The first immigrant potters, mostly English and German, arrived in the late 18th century from Pennsylvania and Virginia. They probably settled first in the areas closest to the Great Wagon Road, which ran from Pennsylvania to Georgia, later migrating to Seagrove. Potters arriving in Seagrove in the late 1700s were quick to realize the value of the local clay first making redware that fired to a reddish orange color. By the first half of the 19th century, many potters had switched to making the higher fired salt glazed stoneware. The building of the old Plank Road, and later the emerging railroad system, gave potters access to even wider markets and helped to establish Seagrove's reputation as a pottery town.

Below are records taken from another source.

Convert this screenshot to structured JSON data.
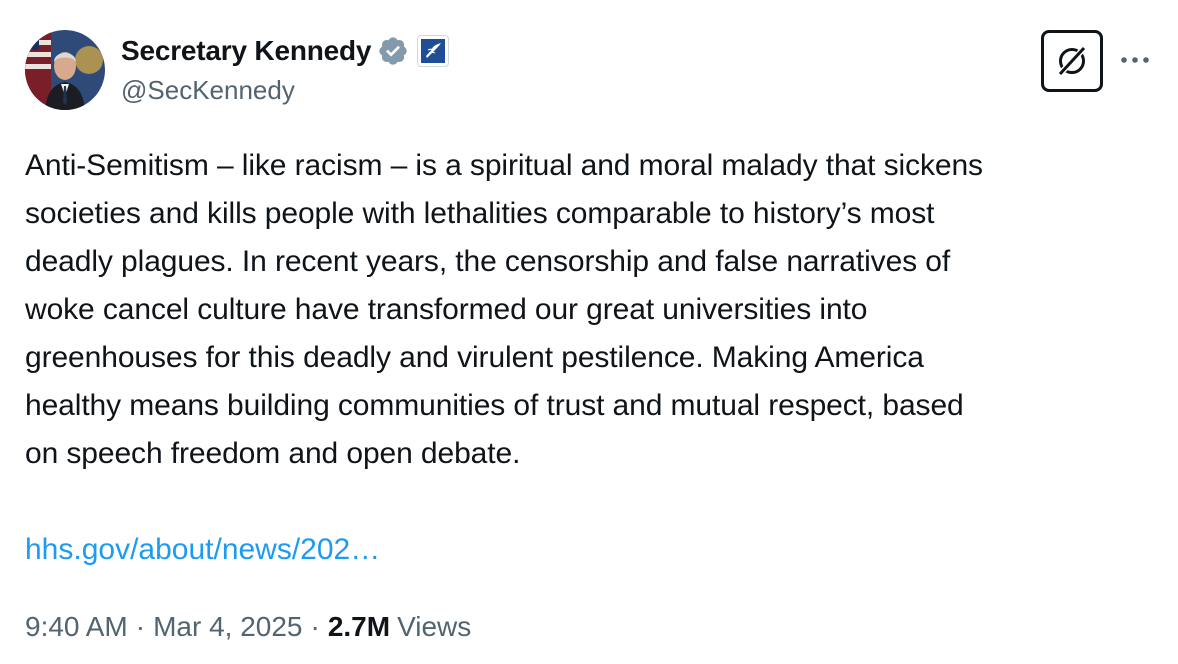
{
  "author": {
    "display_name": "Secretary Kennedy",
    "handle": "@SecKennedy",
    "verified_badge_color": "#829aab",
    "affiliation_badge": "hhs-eagle-logo"
  },
  "tweet": {
    "text": "Anti-Semitism – like racism – is a spiritual and moral malady that sickens\nsocieties and kills people with lethalities comparable to history’s most\ndeadly plagues. In recent years, the censorship and false narratives of\nwoke cancel culture have transformed our great universities into\ngreenhouses for this deadly and virulent pestilence. Making America\nhealthy means building communities of trust and mutual respect, based\non speech freedom and open debate.",
    "link_text": "hhs.gov/about/news/202…"
  },
  "meta": {
    "time": "9:40 AM",
    "date": "Mar 4, 2025",
    "separator": "·",
    "views_count": "2.7M",
    "views_label": "Views"
  },
  "actions": {
    "grok_icon": "grok-icon",
    "more_icon": "more-horizontal-icon"
  },
  "colors": {
    "text": "#0f1419",
    "secondary": "#536471",
    "link": "#1d9bf0"
  }
}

The combination of modern food preparation methods and the Industrial Revolution were devastating to the potters. Because of their remote rural location and the local whiskey distilling industry, they were able to survive, but were eventually crippled by the effects of Prohibition.
Driven by economic necessity, lack of other job opportunities, family pride, and their love of clay, many potters worked on against the odds. Those who persisted in the Seagrove area were joined in the early 20th century by Raleigh couple Jacques and Juliana Busbee, who appreciated the local craftsmanship and used their marketing skills to promote Seagrove to a wider market. The increase in travel by wealthier Americans and the new availability of non-local ceramic materials all contributed to changes in Seagrove pottery styles and collectors embraced this work. By the late 1920s, Seagrove pottery was well-known from the galleries of New York to the garden shops of Florida.

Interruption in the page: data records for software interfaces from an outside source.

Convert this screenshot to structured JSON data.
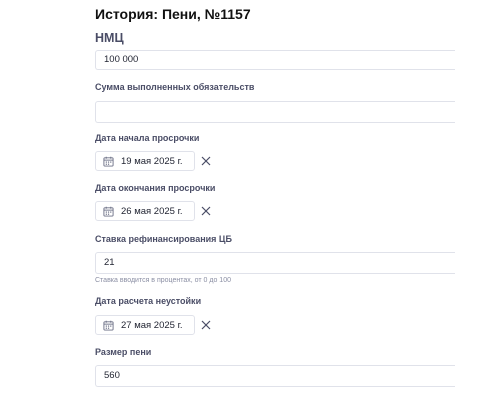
{
  "header": {
    "title": "История: Пени, №1157"
  },
  "form": {
    "nmc": {
      "label": "НМЦ",
      "value": "100 000"
    },
    "obligations_sum": {
      "label": "Сумма выполненных обязательств",
      "value": ""
    },
    "overdue_start": {
      "label": "Дата начала просрочки",
      "value": "19 мая 2025 г.",
      "icon": "calendar-icon",
      "clear_icon": "close-icon"
    },
    "overdue_end": {
      "label": "Дата окончания просрочки",
      "value": "26 мая 2025 г.",
      "icon": "calendar-icon",
      "clear_icon": "close-icon"
    },
    "refinancing_rate": {
      "label": "Ставка рефинансирования ЦБ",
      "value": "21",
      "hint": "Ставка вводится в процентах, от 0 до 100"
    },
    "penalty_calc_date": {
      "label": "Дата расчета неустойки",
      "value": "27 мая 2025 г.",
      "icon": "calendar-icon",
      "clear_icon": "close-icon"
    },
    "penalty_amount": {
      "label": "Размер пени",
      "value": "560"
    }
  },
  "colors": {
    "label": "#4a4d66",
    "border": "#e0e2ea",
    "hint": "#8a8ea3",
    "text": "#1f2230"
  }
}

World War II ushered in a new era for Seagrove. In addition to sending a generation of potters off to war, some of the materials for the new glazes were unavailable. By now it was obvious that flexibility and change were essential elements of the Seagrove tradition, and the potters faced these changes with confidence. The immediate solution was high volume production of small pieces for the wholesale gift market. A potter might produce more than 500 pieces each day, all in the same shape and size.

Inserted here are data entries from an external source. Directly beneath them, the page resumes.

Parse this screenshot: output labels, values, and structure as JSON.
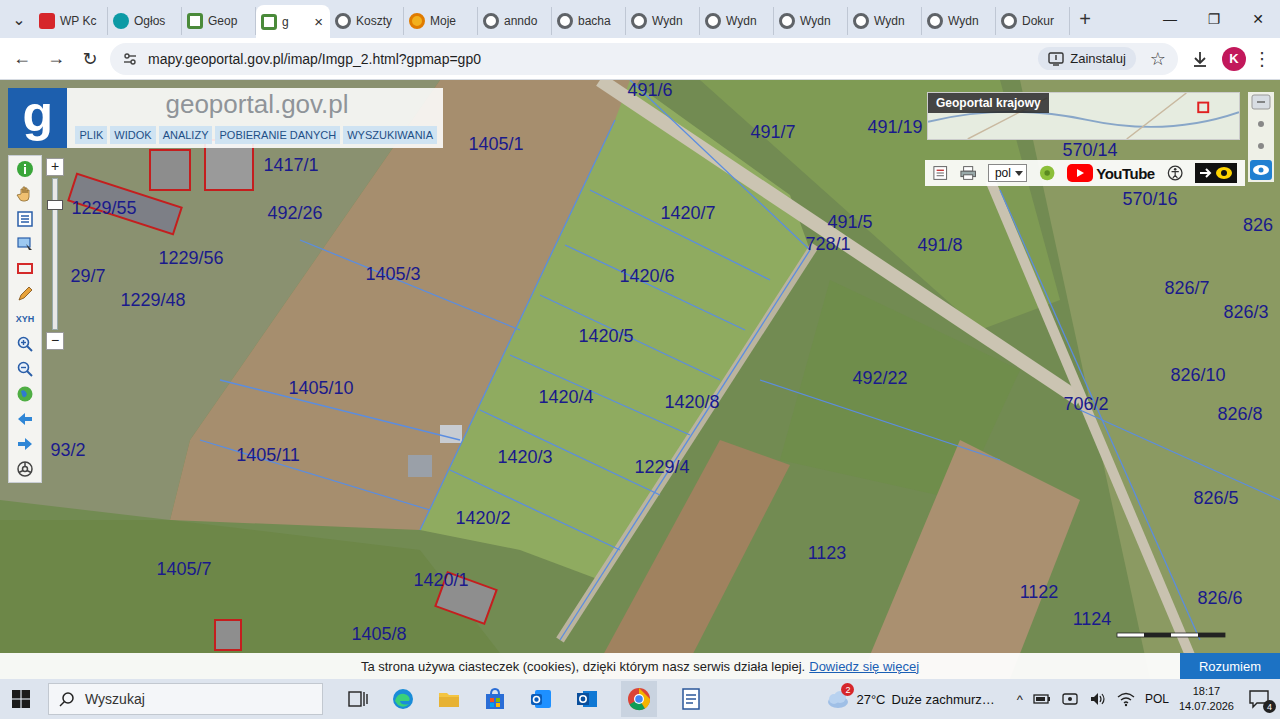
{
  "browser": {
    "tab_search": "⌄",
    "tabs": [
      {
        "label": "WP Kc",
        "selected": false
      },
      {
        "label": "Ogłos",
        "selected": false
      },
      {
        "label": "Geop",
        "selected": false
      },
      {
        "label": "g",
        "selected": true
      },
      {
        "label": "Koszty",
        "selected": false
      },
      {
        "label": "Moje",
        "selected": false
      },
      {
        "label": "anndo",
        "selected": false
      },
      {
        "label": "bacha",
        "selected": false
      },
      {
        "label": "Wydn",
        "selected": false
      },
      {
        "label": "Wydn",
        "selected": false
      },
      {
        "label": "Wydn",
        "selected": false
      },
      {
        "label": "Wydn",
        "selected": false
      },
      {
        "label": "Wydn",
        "selected": false
      },
      {
        "label": "Dokur",
        "selected": false
      }
    ],
    "tab_close": "×",
    "new_tab": "+",
    "window_controls": [
      "—",
      "❐",
      "✕"
    ],
    "nav": [
      "←",
      "→",
      "↻"
    ],
    "url": "mapy.geoportal.gov.pl/imap/Imgp_2.html?gpmap=gp0",
    "install": "Zainstaluj",
    "bookmark": "☆",
    "avatar": "K",
    "menu": "⋮"
  },
  "geoportal": {
    "logo_letter": "g",
    "title": "geoportal.gov.pl",
    "menu": [
      "PLIK",
      "WIDOK",
      "ANALIZY",
      "POBIERANIE DANYCH",
      "WYSZUKIWANIA"
    ]
  },
  "tools": {
    "zoom_in": "+",
    "zoom_out": "−",
    "zoom_level": 0.85,
    "coordinates_label": "XYH"
  },
  "overview": {
    "title": "Geoportal krajowy"
  },
  "map_toolbar": {
    "language": "pol",
    "youtube": "YouTube"
  },
  "parcels": [
    {
      "label": "491/6"
    },
    {
      "label": "1405/1"
    },
    {
      "label": "491/7"
    },
    {
      "label": "491/19"
    },
    {
      "label": "570/14"
    },
    {
      "label": "570/16"
    },
    {
      "label": "1417/1"
    },
    {
      "label": "1229/55"
    },
    {
      "label": "492/26"
    },
    {
      "label": "1420/7"
    },
    {
      "label": "491/5"
    },
    {
      "label": "728/1"
    },
    {
      "label": "491/8"
    },
    {
      "label": "826"
    },
    {
      "label": "1229/56"
    },
    {
      "label": "1405/3"
    },
    {
      "label": "1420/6"
    },
    {
      "label": "29/7"
    },
    {
      "label": "826/7"
    },
    {
      "label": "826/3"
    },
    {
      "label": "1229/48"
    },
    {
      "label": "1420/5"
    },
    {
      "label": "492/22"
    },
    {
      "label": "826/10"
    },
    {
      "label": "1405/10"
    },
    {
      "label": "1420/4"
    },
    {
      "label": "1420/8"
    },
    {
      "label": "706/2"
    },
    {
      "label": "826/8"
    },
    {
      "label": "93/2"
    },
    {
      "label": "1405/11"
    },
    {
      "label": "1420/3"
    },
    {
      "label": "1229/4"
    },
    {
      "label": "826/5"
    },
    {
      "label": "1420/2"
    },
    {
      "label": "1123"
    },
    {
      "label": "1405/7"
    },
    {
      "label": "1420/1"
    },
    {
      "label": "1122"
    },
    {
      "label": "826/6"
    },
    {
      "label": "1124"
    },
    {
      "label": "1405/8"
    }
  ],
  "cookie_banner": {
    "text": "Ta strona używa ciasteczek (cookies), dzięki którym nasz serwis działa lepiej.",
    "link": "Dowiedz się więcej",
    "button": "Rozumiem"
  },
  "taskbar": {
    "search": "Wyszukaj",
    "weather_badge": "2",
    "temperature": "27°C",
    "weather": "Duże zachmurz…",
    "tray_chevron": "^",
    "language": "POL",
    "time": "18:17",
    "date": "14.07.2026",
    "notifications": "4"
  }
}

Throughout the 1950s, potters worked together to promote the area. The 1960s and 70s were characterized by social changes across America with the 1976 Bicentennial Celebration bringing a renewed interest in handcrafts. The development of ceramic arts programs by nearby community colleges led to the training of many area residents and Seagrove potters continued to train their children or other interested apprentices. Studio artists began to settle in the area bringing visible changes throughout the remainder of the 20th century.
In 1982, local citizens, recognizing the strength of continuing to preserve the history and heritage of their craft, began to celebrate annually the weekend before Thanksgiving by organizing the Seagrove Pottery Festival. This festival weekend has now grown to include both the Seagrove Pottery Festival and the Celebration of Seagrove Potters.
Today, Seagrove is known as the handmade pottery capital of the United States where artisans create handcrafted pottery inspired by the same traditions that began here more than 200 years ago. With nearly 100 shops and galleries scattered throughout the area, you will find everything from traditional tableware to folk and collectible art pieces and historical reproductions. For a complete list of shops and galleries, click here - Seagrove Pottery Directory.
Other local area attractions include the Museum of North Carolina Traditional Pottery where visitors can view displays from the surrounding area potteries, as well as pick up visitor guides and area maps. The North Carolina Pottery Center showcases the remarkable history and ongoing tradition of pottery making in North Carolina and provides visitor information for the Seagrove area. The historic Pisgah Covered Bridge, one of North Carolina's two remaining covered bridges, is a great spot for photography, picnics, and nature walks. Tour Seagrove Orchids, a working orchid nursery cultivating and offering nearly 220 different flowering species. Zoo City Motor Sports Park is a one and one-quarter mile outdoor motor cross track with a spectator area and is just minutes from downtown Seagrove.
Seagrove is located just 15 minutes south of Asheboro and approximately 40 miles northwest of Pinehurst, North Carolina. The area is served by two lovely bed and breakfast inns, Duck Smith House and Seagrove Stoneware Inn & Pottery, both located in downtown Seagrove; and is convenient to five Asheboro hotels.
Town of Seagrove
Allen Hale, Mayor
122 E Main St - Seagrove NC 27341
Phone: (336) 873-7307